- [WORK REQUIRED] Counting only the lines below that contain the word "WOMEN", what is the total? Give it with no other words.

- [DATA SUPPLIED]
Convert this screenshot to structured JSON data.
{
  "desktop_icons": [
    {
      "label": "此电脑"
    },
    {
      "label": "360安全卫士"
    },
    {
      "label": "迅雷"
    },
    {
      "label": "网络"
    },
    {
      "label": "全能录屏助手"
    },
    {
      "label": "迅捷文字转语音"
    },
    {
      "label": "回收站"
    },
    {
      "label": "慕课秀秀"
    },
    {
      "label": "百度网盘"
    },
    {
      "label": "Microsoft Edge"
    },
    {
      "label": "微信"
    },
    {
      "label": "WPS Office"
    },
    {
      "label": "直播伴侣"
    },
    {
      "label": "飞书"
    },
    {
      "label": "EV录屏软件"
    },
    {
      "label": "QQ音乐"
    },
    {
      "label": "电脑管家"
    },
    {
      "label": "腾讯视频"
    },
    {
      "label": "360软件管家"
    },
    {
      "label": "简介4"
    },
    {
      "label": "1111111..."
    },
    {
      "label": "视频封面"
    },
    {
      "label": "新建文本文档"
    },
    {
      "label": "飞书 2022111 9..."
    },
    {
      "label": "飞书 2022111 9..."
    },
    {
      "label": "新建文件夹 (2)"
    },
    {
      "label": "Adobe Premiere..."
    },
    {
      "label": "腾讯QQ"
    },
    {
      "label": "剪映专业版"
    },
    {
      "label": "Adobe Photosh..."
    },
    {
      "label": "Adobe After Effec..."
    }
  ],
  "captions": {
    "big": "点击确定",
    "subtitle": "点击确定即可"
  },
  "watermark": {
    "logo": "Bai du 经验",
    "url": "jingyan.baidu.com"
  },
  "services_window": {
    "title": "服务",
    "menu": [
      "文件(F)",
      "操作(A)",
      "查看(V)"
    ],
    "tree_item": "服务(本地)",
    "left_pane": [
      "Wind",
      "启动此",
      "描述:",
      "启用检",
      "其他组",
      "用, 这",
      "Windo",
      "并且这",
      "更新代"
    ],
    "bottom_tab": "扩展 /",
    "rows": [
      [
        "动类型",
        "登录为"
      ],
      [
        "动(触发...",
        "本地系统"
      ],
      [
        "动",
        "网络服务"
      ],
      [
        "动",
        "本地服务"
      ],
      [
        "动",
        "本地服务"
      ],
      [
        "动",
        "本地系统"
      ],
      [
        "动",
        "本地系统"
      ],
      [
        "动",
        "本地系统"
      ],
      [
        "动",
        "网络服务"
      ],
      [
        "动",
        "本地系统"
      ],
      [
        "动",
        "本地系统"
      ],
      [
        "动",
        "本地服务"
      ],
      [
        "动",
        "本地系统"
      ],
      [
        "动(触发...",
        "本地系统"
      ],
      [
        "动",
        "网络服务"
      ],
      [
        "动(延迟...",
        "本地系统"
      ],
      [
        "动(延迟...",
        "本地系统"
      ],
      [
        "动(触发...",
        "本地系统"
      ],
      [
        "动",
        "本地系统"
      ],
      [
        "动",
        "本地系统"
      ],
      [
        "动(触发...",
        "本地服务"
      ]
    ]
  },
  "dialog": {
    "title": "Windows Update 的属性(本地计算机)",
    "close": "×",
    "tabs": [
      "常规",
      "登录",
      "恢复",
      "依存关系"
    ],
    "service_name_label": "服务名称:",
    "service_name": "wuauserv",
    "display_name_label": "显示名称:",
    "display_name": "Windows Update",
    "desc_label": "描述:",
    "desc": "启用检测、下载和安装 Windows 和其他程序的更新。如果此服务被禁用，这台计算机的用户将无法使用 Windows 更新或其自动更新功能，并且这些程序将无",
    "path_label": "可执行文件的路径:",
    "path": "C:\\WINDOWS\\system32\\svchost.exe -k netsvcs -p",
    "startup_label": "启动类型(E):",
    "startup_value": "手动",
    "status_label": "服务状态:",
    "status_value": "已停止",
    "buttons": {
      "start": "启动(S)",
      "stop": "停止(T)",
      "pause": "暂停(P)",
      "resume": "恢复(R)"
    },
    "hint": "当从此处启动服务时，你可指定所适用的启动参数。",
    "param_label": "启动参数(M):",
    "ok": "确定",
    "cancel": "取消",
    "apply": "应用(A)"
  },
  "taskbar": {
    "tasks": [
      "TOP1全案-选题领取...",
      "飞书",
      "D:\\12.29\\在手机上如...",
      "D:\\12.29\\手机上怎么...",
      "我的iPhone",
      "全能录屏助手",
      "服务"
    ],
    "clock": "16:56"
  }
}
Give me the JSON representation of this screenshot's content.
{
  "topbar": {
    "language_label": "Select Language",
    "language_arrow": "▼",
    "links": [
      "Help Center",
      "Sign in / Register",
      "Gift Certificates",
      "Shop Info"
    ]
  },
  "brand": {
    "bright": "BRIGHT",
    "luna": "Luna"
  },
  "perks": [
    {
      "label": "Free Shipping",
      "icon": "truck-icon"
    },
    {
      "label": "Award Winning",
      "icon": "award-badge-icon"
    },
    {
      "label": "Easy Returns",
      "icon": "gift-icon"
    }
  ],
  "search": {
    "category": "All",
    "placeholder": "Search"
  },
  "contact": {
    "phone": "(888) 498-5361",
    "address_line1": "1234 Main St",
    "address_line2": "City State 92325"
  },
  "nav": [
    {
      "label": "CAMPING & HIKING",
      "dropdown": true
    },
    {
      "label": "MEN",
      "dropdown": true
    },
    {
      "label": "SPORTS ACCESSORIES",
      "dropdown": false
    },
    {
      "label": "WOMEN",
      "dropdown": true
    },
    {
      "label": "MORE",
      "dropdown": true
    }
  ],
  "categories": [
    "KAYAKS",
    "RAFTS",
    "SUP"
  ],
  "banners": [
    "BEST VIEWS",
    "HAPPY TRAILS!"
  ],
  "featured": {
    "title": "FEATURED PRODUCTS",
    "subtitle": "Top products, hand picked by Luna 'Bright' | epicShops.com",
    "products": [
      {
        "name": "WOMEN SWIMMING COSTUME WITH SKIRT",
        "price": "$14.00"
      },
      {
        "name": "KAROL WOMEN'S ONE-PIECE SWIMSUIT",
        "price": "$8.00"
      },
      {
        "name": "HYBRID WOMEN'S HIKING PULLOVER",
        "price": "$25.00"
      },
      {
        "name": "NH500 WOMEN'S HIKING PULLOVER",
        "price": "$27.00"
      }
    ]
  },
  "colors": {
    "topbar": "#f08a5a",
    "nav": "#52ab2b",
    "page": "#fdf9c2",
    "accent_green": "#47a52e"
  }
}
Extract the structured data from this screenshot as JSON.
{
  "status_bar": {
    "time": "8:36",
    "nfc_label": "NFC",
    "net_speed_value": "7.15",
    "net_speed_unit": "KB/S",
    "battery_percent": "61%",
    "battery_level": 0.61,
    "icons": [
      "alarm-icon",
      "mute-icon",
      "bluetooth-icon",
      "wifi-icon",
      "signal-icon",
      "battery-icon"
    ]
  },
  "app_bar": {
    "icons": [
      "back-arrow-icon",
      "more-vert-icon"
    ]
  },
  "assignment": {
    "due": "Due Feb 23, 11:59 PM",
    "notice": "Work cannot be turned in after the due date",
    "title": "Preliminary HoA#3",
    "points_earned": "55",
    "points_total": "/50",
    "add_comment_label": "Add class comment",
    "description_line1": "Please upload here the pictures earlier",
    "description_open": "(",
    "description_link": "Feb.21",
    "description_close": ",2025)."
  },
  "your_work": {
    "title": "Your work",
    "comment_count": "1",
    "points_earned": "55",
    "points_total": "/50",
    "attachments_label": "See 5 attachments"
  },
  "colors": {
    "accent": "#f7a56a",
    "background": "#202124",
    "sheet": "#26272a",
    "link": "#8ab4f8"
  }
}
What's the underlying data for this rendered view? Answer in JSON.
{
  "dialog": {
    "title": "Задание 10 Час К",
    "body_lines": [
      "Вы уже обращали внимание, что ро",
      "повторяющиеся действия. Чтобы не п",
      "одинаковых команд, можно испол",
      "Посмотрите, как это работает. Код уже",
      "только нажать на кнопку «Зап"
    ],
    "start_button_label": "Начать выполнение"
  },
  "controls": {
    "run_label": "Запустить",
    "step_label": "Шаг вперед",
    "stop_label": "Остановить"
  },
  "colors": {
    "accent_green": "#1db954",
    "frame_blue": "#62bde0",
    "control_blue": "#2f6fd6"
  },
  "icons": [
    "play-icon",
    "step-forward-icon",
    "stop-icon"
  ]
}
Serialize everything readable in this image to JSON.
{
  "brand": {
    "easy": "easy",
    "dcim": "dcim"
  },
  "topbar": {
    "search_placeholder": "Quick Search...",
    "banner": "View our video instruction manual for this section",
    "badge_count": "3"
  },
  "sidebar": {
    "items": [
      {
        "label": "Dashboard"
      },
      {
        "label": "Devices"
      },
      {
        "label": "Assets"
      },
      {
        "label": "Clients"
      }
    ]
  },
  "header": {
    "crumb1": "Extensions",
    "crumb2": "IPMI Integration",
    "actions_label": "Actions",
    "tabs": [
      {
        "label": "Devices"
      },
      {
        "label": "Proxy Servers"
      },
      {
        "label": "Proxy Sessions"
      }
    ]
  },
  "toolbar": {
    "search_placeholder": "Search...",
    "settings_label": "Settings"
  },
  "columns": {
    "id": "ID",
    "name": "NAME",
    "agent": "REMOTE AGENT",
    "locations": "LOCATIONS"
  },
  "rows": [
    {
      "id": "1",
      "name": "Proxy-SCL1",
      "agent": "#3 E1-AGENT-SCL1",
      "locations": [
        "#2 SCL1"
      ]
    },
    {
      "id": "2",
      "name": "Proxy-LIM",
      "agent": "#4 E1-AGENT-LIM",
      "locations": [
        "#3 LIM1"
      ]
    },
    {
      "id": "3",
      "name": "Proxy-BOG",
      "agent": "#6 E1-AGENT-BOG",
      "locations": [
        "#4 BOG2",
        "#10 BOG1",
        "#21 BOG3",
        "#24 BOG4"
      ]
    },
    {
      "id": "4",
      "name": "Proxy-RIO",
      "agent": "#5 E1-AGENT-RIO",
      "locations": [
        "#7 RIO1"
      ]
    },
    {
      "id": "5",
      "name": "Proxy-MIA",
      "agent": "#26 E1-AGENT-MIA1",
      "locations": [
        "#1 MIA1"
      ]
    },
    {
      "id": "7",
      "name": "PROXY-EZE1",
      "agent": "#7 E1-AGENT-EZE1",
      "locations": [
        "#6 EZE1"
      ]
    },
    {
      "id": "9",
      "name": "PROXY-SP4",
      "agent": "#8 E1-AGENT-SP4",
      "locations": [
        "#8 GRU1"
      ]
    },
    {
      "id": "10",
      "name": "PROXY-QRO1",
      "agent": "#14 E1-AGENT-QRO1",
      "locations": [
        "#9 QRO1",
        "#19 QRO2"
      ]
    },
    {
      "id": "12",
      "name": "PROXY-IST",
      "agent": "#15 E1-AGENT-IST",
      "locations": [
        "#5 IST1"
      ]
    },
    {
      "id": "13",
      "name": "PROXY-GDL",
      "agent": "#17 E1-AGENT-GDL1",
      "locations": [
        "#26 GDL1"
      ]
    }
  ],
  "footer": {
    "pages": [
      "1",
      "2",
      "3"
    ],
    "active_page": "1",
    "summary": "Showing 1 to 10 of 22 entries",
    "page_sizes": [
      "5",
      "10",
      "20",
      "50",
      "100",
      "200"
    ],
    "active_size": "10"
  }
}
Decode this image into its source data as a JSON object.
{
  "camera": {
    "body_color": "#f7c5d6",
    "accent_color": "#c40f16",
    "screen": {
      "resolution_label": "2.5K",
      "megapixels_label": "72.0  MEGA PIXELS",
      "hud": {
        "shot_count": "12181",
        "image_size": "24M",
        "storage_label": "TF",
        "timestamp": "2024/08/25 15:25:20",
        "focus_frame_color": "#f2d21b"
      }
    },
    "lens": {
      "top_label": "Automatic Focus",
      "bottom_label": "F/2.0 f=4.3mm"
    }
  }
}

- [TASK OUTPUT] 5